The Georgian opposition has been mostly referred to in the past tense as if to someone deceased. It has been "buried" during the elections at the end of May when the party in power demonstratively won over 50 percent of votes. Fewer and fewer people believe in its resurrection. One of these days, expert Mamuka Areshidze criticized the oppositional association forming around former Minister of Defense Irakliy Okruashvili for its negative program of action. GeorgiaTimes discussed the crisis in the Georgian political field with Nino Ratishvili, member of NGO Public Expertise Assembly.
Both the power and the opposition in Georgia have been winning sympathy according to the following formula: "Give the people a Dream, and they will forgive you the faults in bread and circuses".
Mikhail Saakashvili assumed presidency promising to unite the whole country, make it member of NATO and, by the way, restore the Church of Bagrat, where the president was blessed by the patriarch. It turned out, however, that by the middle of the second term all these dreams had shattered against the geopolitical reefs. Even the simple task of restoring the ancient shrine is still uncompleted, although, thanks God, the money has been recently allocated.
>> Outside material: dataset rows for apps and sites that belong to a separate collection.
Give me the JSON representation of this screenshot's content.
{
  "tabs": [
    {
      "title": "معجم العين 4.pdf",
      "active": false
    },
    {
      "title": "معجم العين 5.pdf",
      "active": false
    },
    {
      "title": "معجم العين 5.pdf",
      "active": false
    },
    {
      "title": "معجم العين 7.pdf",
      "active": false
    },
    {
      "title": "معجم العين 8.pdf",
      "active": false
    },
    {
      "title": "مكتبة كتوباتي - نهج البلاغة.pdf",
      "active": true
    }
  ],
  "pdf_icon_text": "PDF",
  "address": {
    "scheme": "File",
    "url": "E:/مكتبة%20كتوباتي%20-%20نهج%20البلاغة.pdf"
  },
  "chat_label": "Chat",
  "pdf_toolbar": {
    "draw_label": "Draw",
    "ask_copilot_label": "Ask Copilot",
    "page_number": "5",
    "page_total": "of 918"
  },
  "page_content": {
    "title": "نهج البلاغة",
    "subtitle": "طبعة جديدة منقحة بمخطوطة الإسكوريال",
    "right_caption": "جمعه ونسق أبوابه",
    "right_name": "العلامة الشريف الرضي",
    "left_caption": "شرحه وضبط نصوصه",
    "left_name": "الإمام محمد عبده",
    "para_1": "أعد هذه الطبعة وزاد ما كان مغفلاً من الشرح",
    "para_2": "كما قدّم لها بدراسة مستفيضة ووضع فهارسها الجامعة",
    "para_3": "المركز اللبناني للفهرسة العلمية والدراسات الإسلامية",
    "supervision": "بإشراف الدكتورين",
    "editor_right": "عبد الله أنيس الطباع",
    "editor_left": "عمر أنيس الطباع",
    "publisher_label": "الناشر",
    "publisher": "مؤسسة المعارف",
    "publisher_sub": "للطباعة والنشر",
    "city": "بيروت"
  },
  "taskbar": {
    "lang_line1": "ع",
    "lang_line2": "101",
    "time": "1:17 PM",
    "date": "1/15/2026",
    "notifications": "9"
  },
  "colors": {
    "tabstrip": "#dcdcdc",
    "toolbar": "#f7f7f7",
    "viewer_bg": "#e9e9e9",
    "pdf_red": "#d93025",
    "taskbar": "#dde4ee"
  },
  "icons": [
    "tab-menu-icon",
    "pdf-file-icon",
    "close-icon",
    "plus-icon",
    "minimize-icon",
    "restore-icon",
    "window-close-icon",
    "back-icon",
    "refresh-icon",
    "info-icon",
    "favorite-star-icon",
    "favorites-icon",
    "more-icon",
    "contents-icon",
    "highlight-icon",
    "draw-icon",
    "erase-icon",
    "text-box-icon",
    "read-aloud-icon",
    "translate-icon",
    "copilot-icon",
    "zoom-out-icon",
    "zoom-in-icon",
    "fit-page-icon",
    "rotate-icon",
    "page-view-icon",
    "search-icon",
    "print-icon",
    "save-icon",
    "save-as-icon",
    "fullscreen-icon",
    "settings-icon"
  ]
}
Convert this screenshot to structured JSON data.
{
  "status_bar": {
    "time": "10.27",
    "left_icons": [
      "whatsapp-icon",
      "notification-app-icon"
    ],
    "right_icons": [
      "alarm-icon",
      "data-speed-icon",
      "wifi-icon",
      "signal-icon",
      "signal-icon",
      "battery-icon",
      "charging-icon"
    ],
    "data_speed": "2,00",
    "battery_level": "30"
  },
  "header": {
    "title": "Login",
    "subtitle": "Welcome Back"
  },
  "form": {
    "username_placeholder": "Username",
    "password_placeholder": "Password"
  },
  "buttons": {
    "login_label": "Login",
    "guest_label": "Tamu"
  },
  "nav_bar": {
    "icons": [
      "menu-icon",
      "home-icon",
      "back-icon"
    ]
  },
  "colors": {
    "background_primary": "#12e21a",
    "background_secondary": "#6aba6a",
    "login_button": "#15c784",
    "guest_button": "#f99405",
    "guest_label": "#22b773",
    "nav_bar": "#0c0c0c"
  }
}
Several times the opposition made attempts to break through to the corridors of power on the wave of the people's rage, promising to remove the regime that had ruined the country. Then, all of a sudden, the leaders started displaying unparalleled flexibility and making compromises, so the dreams of the people who supported the protest actions got frustrated again.
The outcome is rather sad: the people are dissatisfied but the party in power still wins the elections. The oppositionists attract fierce criticism: they are said to fail to overcome their ambitions, to make agreements and to consider the people's interests.
Yakub Parusinskiy from the International Political Research Center in Kiev believes that the reason of the failure in the elections was the lack of unity among the oppositionists, and the people had just grown tired of promises and agreed to a bird in the hand.
Russian expert Sergey Markedonov advises the Georgian opposition to "introduce new ideas and new people" to achieve success. "As to the people, they have got former ministers, ambassadors and speakers. As to the ideas, they are limited to the April agenda of 1989, as has been already mentioned", - he explains.